Volume 2013 (2013), Article ID 523170, 8 pages
Review Article

Helicobacter pylori Infection, Chronic Inflammation, and Genomic Transformations in Gastric MALT Lymphoma

Department of Experimental Hematology, Medical University of Lodz, Ciolkowskiego 2, 93-510 Lodz , Poland

Received 4 January 2013; Accepted 11 February 2013

Academic Editor: David Bernardo Ordiz

Copyright © 2013 Magdalena Witkowska and Piotr Smolewski. This is an open access article distributed under the Creative Commons Attribution License, which permits unrestricted use, distribution, and reproduction in any medium, provided the original work is properly cited.


Nowadays, it is believed that the main role in the development of gastric mucosa-associated lymphoid tissue (MALT) lymphoma plays Helicobacter pylori infection.

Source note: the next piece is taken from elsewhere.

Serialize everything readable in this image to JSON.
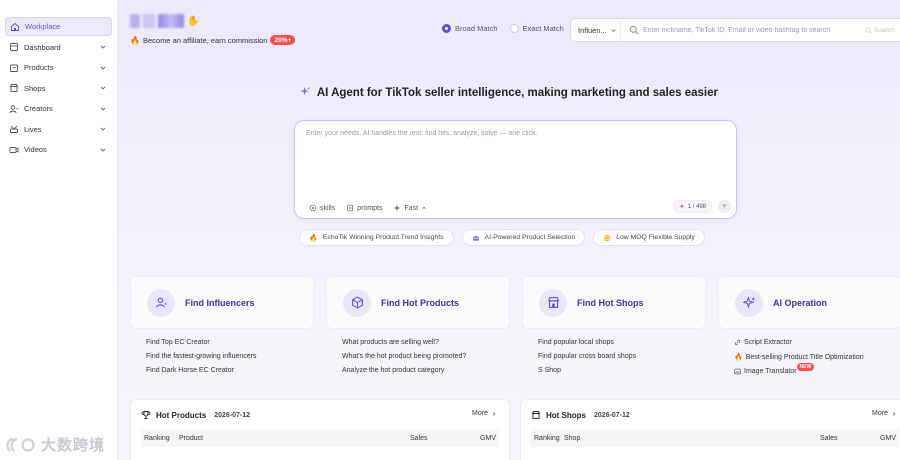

This world-wide distributed bacteria is in charge of most cases of not only upper gastrointestinal tract disorders but also some of extragastric problems. Constant stimulation of the immune system causes a B-lymphocytes proliferation, which is considered to be responsible for the neoplastic transformation. On the other hand, there are 10%–20% of patients who do not respond to Helicobacter pylori eradication treatment. This group has often a chromosome translocation, which suggests that there is another unknown, so far, pathogenetic mechanism of MALT lymphoma. Majority of genetic abnormalities are connected with nuclear factor-κB (NF-κB) pathway, which activates the uncontrolled proliferation of neoplastic cells. Translocations already described in studies are t(11;18)(q21;q21), which is the most common, t(14;18)(q32;q21), t(14;18)(q32;q21), and t(3;14)(p14.1;q32). This non-Hodgkin’s lymphoma is an indolent type originated outside lymph nodes. In more than 50% of cases, it occurs in the stomach. Occasionally, it can be found in salivary and thyroid gland, lung, breast, bladder, skin, or any other place in the human body. This paper is a review of the current knowledge on etiology, pathogenesis, treatment, and follow-up of gastric MALT lymphoma.